You eat an elephant one bite at a time. Addicts do one day at a time. We can break it down to even one act a day, and slowly, maybe in between the time we brush our teeth and the time we go to bed . . . the world will begin to heal. People will let go of their hate. Our hearts will be filled with what matters and we will let go of the cheap substitutes of money and things that never seem to last or fill that huge hole in all of us. We all, just want to be loved and needed. We all just want to love and to help. No-one has to have The Answer. We don’t even have to answer anything. We just have to be willing to begin. Reach out. Do what you can. Find someone to love. Begin. We can heal the broken, wounded lives that exist all around us, one act at a time.
How I wish that I could explain to those I love, how wrong the world is. I wish I could go back and erase all the messages that I passed on, some intentional, but so many more that I just inadvertently taught out of my own weaknesses and fears. I wish I could redo it, putting more emphasis on embracing it all and releasing them from any sense of shame for simply being a human being.
The world tries to write our stories with its labels and limiting beliefs. We are too weak, we are not enough, we failed, we can’t, we shouldn’t. There is nothing that happens to us that we need to fear. We can face it. We can overcome it. We can heal. Continue reading →
One of the blessings of getting older is that life slows down a lot, and the need for you to tend to every small detail for all the people you are responsible for and too, pretty much ends. Your kids are grown up and don’t need/want your advice, you no longer have a company hounding you for that deadline, and the general public thinks you just need a pat on the hand and an “aww isn’t she cute” once in awhile.
You get a lot of time to sit and look. You think.
Were we this obsessed with having everything? Probably. But our wants were not so much about fame and things way beyond our life probabilities, they were more about things that allowed us to be part of the average and edging to better. We surprised ourselves by surpassing that at times, but most of us breathed evenly when we were holding our own. In the end, we can say we did OK. We know that other did much better and others did not even come close. We did OK.

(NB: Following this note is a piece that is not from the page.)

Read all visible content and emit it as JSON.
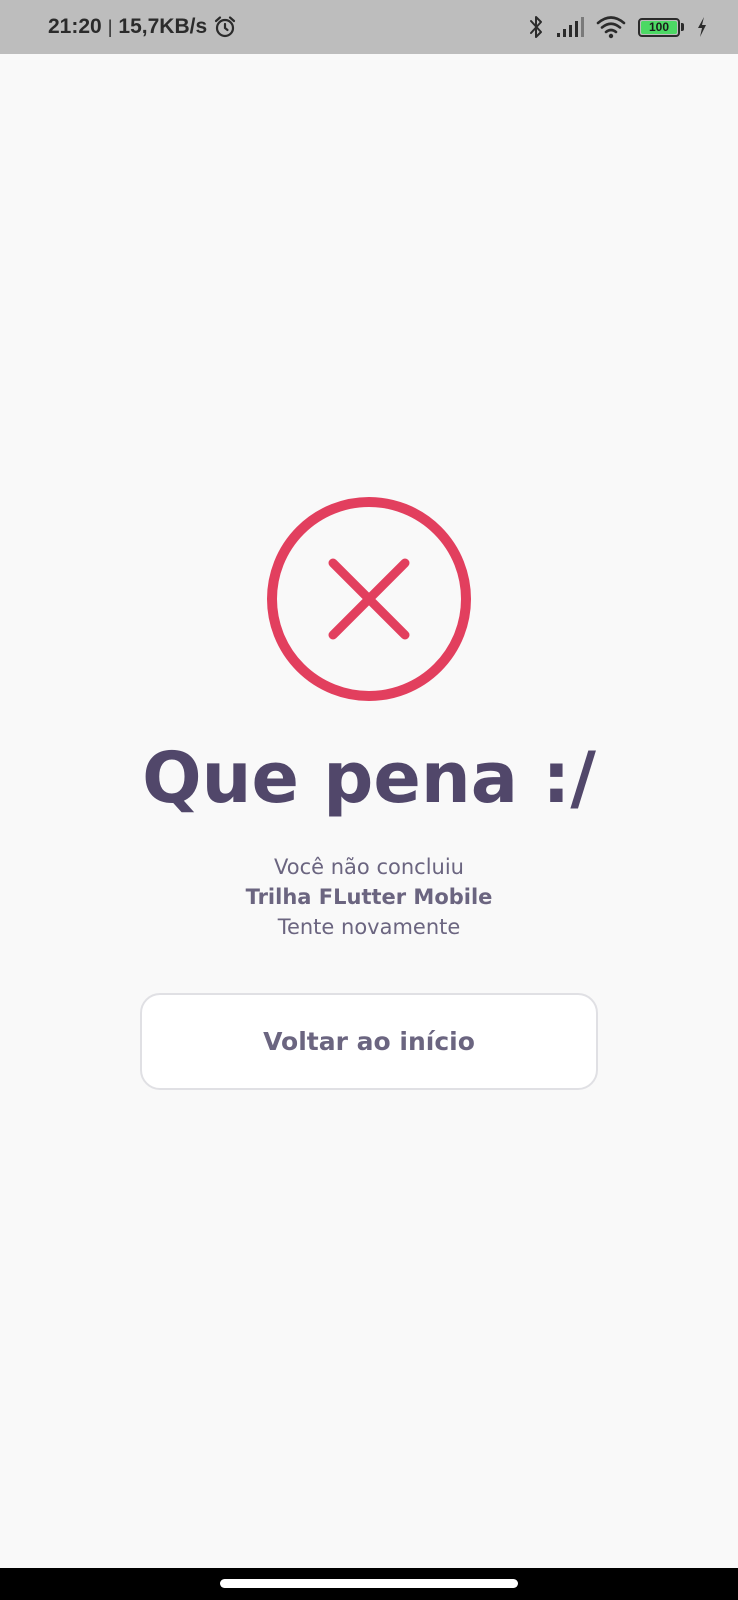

Now it seems to be about being the winner, the best, the one that gets to rub everyone else’s face in it. If a friend has a $30,000.00, wedding, yours has to be $45,000.00 and instead of establishing status quo with your peers, it is a process of leap frogging. Meaning, you have made your life an endless treadmill. There will never be a point where you just sit back and enjoy it. Continue reading →
This year I returned to Canada. I had been going back once, twice a year, for awhile but once my mother in law became ill, and our daughter here was having problems, we found ourselves landlocked for almost 3 years.
Moving to a new country set off an emotional conflict within. Where is home? I am living here in Australia but am not connected to it or people in the way I was once connected to Canada. Yet, I am no longer in Canada and people move on without me and I have been making my own journey that has led me far from what was once so familiar.
I felt guilt that returning to Canada leaves me with more and more apprehension while returning to Australia feels more and more like a home coming. I felt that on the very first journey here. It was like my soul had come home to a place where it belonged. I had never truly felt “at home” anywhere, but one visit to Australia changed that. It was the feeling, a generalized, non specific feeling not attached to anything, or even logic. It just occupied my heart and nurtured it in a way I had never known before. I felt my soul letting out a long and deep sigh. I settled in, and I never wanted to leave. Continue reading →